Activity: Would you please copy all of the data exactly, skipping the images?

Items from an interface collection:

^^^^^^^^^^^^^^^^

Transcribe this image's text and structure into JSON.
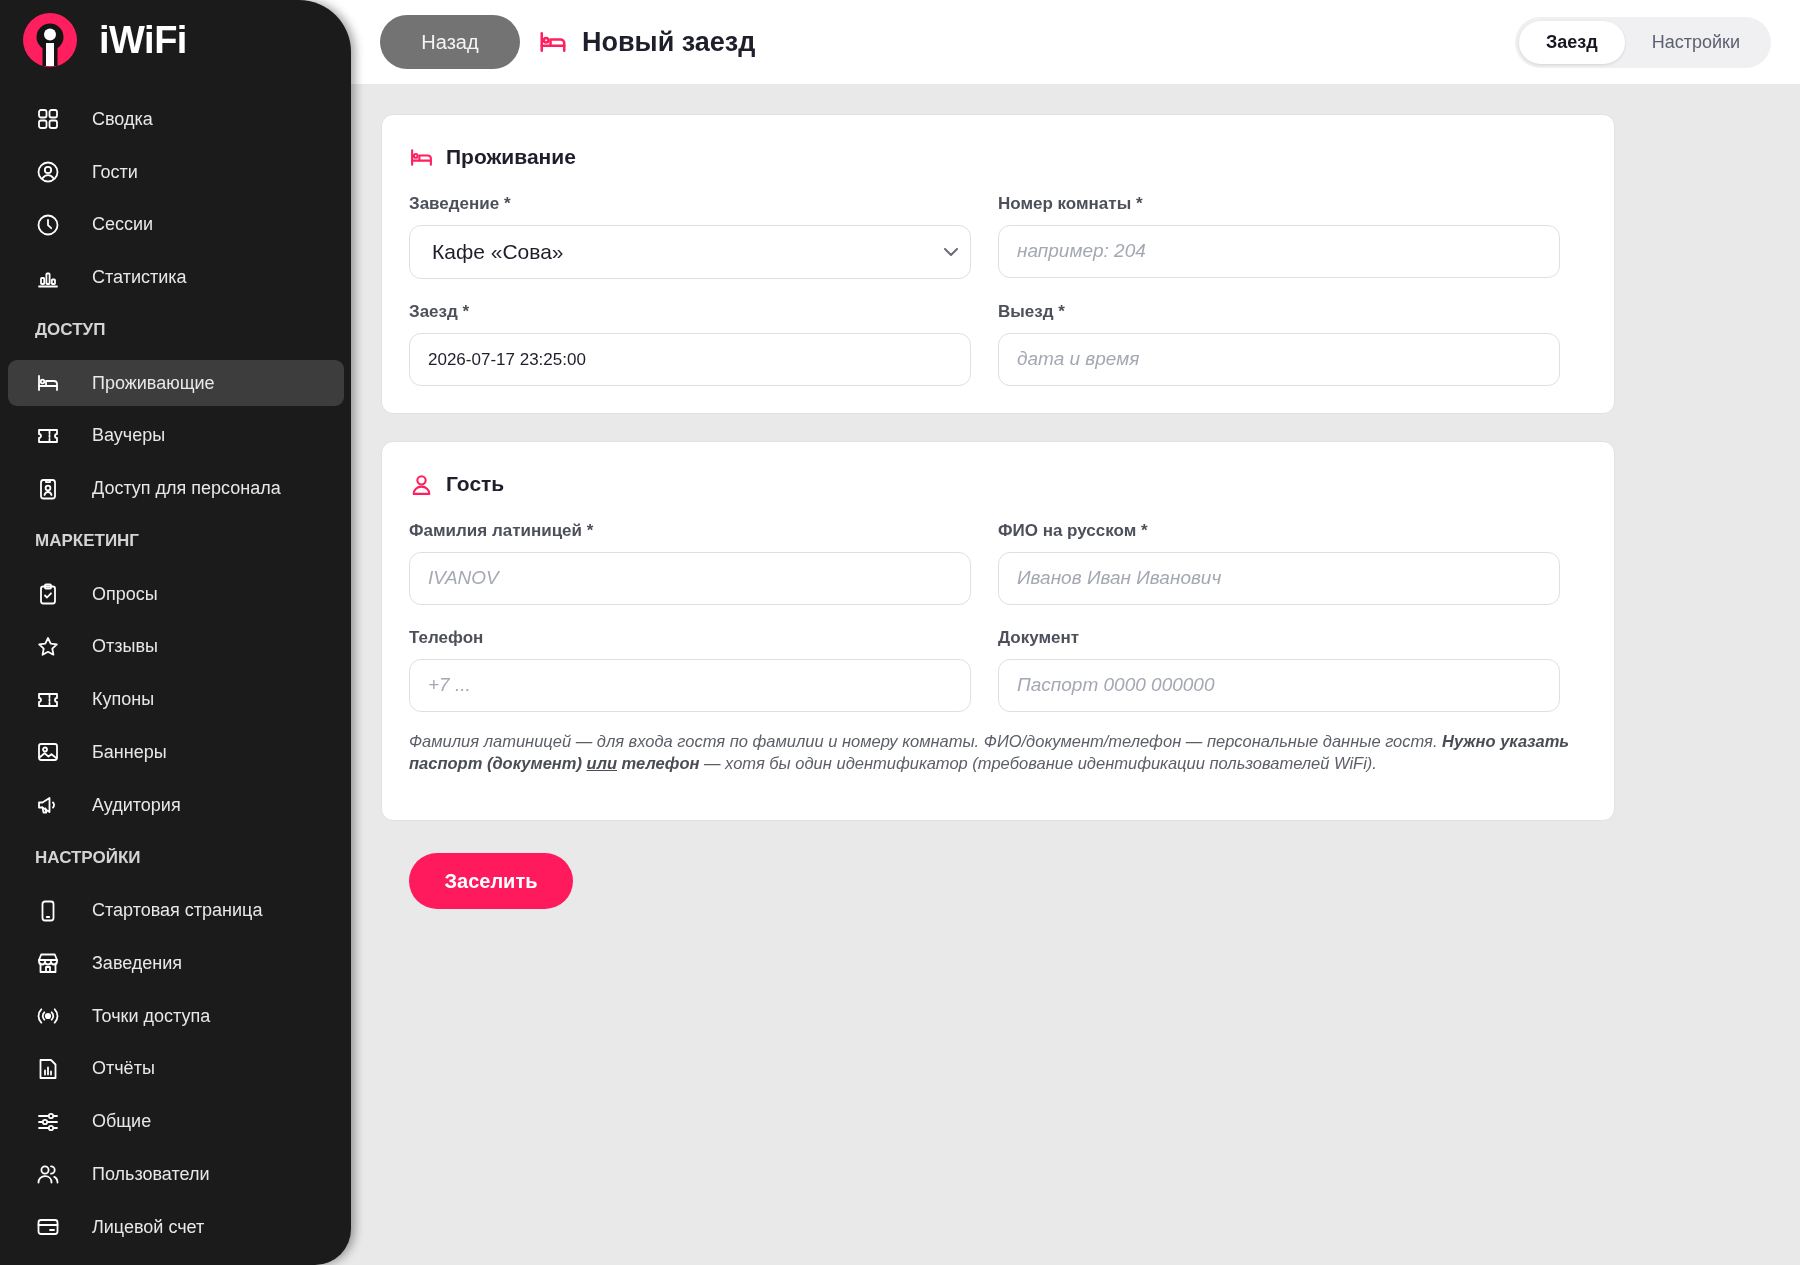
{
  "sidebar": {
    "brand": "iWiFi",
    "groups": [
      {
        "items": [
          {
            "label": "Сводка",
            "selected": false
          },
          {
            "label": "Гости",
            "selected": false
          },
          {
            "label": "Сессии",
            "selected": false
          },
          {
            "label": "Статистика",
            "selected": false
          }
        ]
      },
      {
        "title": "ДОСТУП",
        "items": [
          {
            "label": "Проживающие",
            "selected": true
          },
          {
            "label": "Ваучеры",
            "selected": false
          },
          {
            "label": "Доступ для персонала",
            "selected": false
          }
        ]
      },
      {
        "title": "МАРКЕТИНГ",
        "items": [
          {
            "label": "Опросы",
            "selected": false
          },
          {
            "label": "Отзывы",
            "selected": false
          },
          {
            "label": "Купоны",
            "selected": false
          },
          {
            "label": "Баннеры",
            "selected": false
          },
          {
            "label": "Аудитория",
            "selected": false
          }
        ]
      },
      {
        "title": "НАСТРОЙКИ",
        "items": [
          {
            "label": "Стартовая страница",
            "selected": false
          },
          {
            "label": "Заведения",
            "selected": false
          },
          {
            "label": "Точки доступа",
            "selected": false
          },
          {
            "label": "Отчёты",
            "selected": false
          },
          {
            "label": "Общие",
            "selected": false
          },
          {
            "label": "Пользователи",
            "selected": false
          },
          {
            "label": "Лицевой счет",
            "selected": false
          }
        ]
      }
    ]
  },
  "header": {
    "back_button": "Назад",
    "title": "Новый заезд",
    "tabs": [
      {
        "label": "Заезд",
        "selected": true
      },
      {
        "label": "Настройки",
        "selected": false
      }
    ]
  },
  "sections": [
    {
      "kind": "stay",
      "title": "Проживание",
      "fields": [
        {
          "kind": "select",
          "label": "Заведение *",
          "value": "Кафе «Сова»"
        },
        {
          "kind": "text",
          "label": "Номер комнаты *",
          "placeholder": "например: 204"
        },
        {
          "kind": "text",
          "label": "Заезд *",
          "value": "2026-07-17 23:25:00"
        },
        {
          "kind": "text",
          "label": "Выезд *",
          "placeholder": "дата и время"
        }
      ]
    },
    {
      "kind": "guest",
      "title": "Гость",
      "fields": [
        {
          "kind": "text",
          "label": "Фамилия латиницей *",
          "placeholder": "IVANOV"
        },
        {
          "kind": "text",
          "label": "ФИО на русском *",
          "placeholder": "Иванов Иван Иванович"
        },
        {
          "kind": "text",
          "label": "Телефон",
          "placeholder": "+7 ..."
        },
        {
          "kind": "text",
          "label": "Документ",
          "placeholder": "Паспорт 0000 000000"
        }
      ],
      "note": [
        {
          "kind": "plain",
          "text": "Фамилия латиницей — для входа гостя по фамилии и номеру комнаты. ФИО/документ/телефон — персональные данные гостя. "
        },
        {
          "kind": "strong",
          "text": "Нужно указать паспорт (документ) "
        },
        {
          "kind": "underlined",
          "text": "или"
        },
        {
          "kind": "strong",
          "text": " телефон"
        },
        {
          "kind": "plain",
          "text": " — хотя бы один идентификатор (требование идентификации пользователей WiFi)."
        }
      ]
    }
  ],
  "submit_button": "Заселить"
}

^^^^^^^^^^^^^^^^

Result for this exercise:
Transcribe this image's text and structure into JSON.
{
  "sidebar": {
    "brand": "iWiFi",
    "groups": [
      {
        "items": [
          {
            "label": "Сводка",
            "selected": false
          },
          {
            "label": "Гости",
            "selected": false
          },
          {
            "label": "Сессии",
            "selected": false
          },
          {
            "label": "Статистика",
            "selected": false
          }
        ]
      },
      {
        "title": "ДОСТУП",
        "items": [
          {
            "label": "Проживающие",
            "selected": true
          },
          {
            "label": "Ваучеры",
            "selected": false
          },
          {
            "label": "Доступ для персонала",
            "selected": false
          }
        ]
      },
      {
        "title": "МАРКЕТИНГ",
        "items": [
          {
            "label": "Опросы",
            "selected": false
          },
          {
            "label": "Отзывы",
            "selected": false
          },
          {
            "label": "Купоны",
            "selected": false
          },
          {
            "label": "Баннеры",
            "selected": false
          },
          {
            "label": "Аудитория",
            "selected": false
          }
        ]
      },
      {
        "title": "НАСТРОЙКИ",
        "items": [
          {
            "label": "Стартовая страница",
            "selected": false
          },
          {
            "label": "Заведения",
            "selected": false
          },
          {
            "label": "Точки доступа",
            "selected": false
          },
          {
            "label": "Отчёты",
            "selected": false
          },
          {
            "label": "Общие",
            "selected": false
          },
          {
            "label": "Пользователи",
            "selected": false
          },
          {
            "label": "Лицевой счет",
            "selected": false
          }
        ]
      }
    ]
  },
  "header": {
    "back_button": "Назад",
    "title": "Новый заезд",
    "tabs": [
      {
        "label": "Заезд",
        "selected": true
      },
      {
        "label": "Настройки",
        "selected": false
      }
    ]
  },
  "sections": [
    {
      "kind": "stay",
      "title": "Проживание",
      "fields": [
        {
          "kind": "select",
          "label": "Заведение *",
          "value": "Кафе «Сова»"
        },
        {
          "kind": "text",
          "label": "Номер комнаты *",
          "placeholder": "например: 204"
        },
        {
          "kind": "text",
          "label": "Заезд *",
          "value": "2026-07-17 23:25:00"
        },
        {
          "kind": "text",
          "label": "Выезд *",
          "placeholder": "дата и время"
        }
      ]
    },
    {
      "kind": "guest",
      "title": "Гость",
      "fields": [
        {
          "kind": "text",
          "label": "Фамилия латиницей *",
          "placeholder": "IVANOV"
        },
        {
          "kind": "text",
          "label": "ФИО на русском *",
          "placeholder": "Иванов Иван Иванович"
        },
        {
          "kind": "text",
          "label": "Телефон",
          "placeholder": "+7 ..."
        },
        {
          "kind": "text",
          "label": "Документ",
          "placeholder": "Паспорт 0000 000000"
        }
      ],
      "note": [
        {
          "kind": "plain",
          "text": "Фамилия латиницей — для входа гостя по фамилии и номеру комнаты. ФИО/документ/телефон — персональные данные гостя. "
        },
        {
          "kind": "strong",
          "text": "Нужно указать паспорт (документ) "
        },
        {
          "kind": "underlined",
          "text": "или"
        },
        {
          "kind": "strong",
          "text": " телефон"
        },
        {
          "kind": "plain",
          "text": " — хотя бы один идентификатор (требование идентификации пользователей WiFi)."
        }
      ]
    }
  ],
  "submit_button": "Заселить"
}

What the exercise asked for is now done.